One of the first real signs of emotion in Dame Judi Dench’s memoir And Furthermore, comes nearly 150 pages in, when she recounts her outrage over a journalist asking her where and to whom she lost her virginity: “I couldn’t believe my ears,” Dench huffs. “I vowed I would never expose myself again to such offensive questioning, and nor have I.” Her feelings on journalistic nosiness come up again near the end of the book in more detail, as she complains about having to “sit and answer questions about what you think of the part, why you wanted to play the part, and I think that’s none of the public’s business. Why should you know the ins and outs of everything?… In any case, I never know why I’ve done something, it’s for lots of reasons. I want to keep a quiet portion inside that is my own business, and not anybody else’s.”
Taken together, those sentiments against personal revelation or discussion of craft go a long way toward explaining the dry breeziness of And Furthermore, which amounts to little more than an extensive, lightly annotated résumé of Dench’s illustrious decades-long career onstage and in television and film. It’s exhaustive in its thoroughness about titles, roles, theaters, and co-stars—the latter often reeled off in programmatic who-played-what lists—but personal insight is rare. Dench tells plenty of anecdotes, particularly about her stage days, but they’re often no more than a frustratingly oblique sentence or two. The title page credits the book to “Judi Dench as told to John Miller,” and the contents do read like dictation, with stories told in breathless run-ons that offer a sense of cheer and good humor without necessarily letting readers in on the jokes: One complete story about her ’70s appearance in The Merchant Of Venice runs: “I had this idea of a wig for Portia with lots of curls, and John Neville came one night, I had not seem him for years, and he knocked at my dressing room, put his head round the door and just said, ‘Hello, Bubbles,’ that was all he said, and quite right too.”

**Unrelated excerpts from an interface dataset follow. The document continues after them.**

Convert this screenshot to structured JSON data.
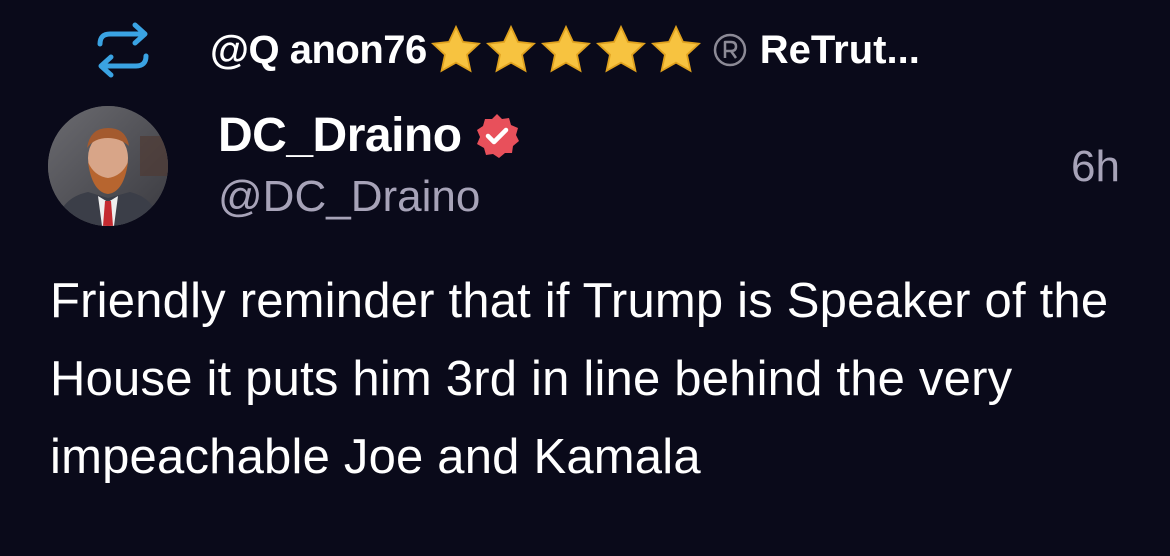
{
  "retruth": {
    "icon": "retruth-icon",
    "username": "@Q anon76",
    "stars_count": 5,
    "star_icon": "star-emoji",
    "registered_icon": "registered-mark-icon",
    "label": "ReTrut..."
  },
  "post": {
    "author": {
      "display_name": "DC_Draino",
      "handle": "@DC_Draino",
      "verified_icon": "verified-badge-icon",
      "verified_color": "#e8505b",
      "avatar": "avatar"
    },
    "timestamp": "6h",
    "text": "Friendly reminder that if Trump is Speaker of the House it puts him 3rd in line behind the very impeachable Joe and Kamala"
  },
  "colors": {
    "background": "#0a0a1a",
    "retruth_accent": "#3aa3e3",
    "muted_text": "#a7a3b8",
    "star": "#f7c340"
  }
}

While And Furthermore sticks to the shallows in its look at Dench’s life—she explains in the preface that the book is only intended to fill the gaps left by Miller’s several other books about her—it does get across a sense of her actual voice, a brisk, classy, distinctly upper-crust British tone that implies a great deal of laughter and joy reserved mostly for expression among a few close family and friends. She hints at that humor in her brief stories about pranks and in-jokes during theater productions, and similarly hints at a deeper inner life by occasionally admitting she enjoyed being in a particular play, or got excited while riding in a helicopter for one of her roles as M in the James Bond franchise. But mostly, And Furthermore is a book-length illustration of another of Dench’s moments of asperity toward the press, in which a paparazzo follows her to photograph her shopping and eating lunch: “I don’t see how that is interesting, for one thing,” she sighs, “and I really don’t think that is anybody else’s business.” With all deference to her fascinating career and her inimitable presence onscreen, her attitude that no one should find her life interesting contributes mightily toward her making it seem much less interesting.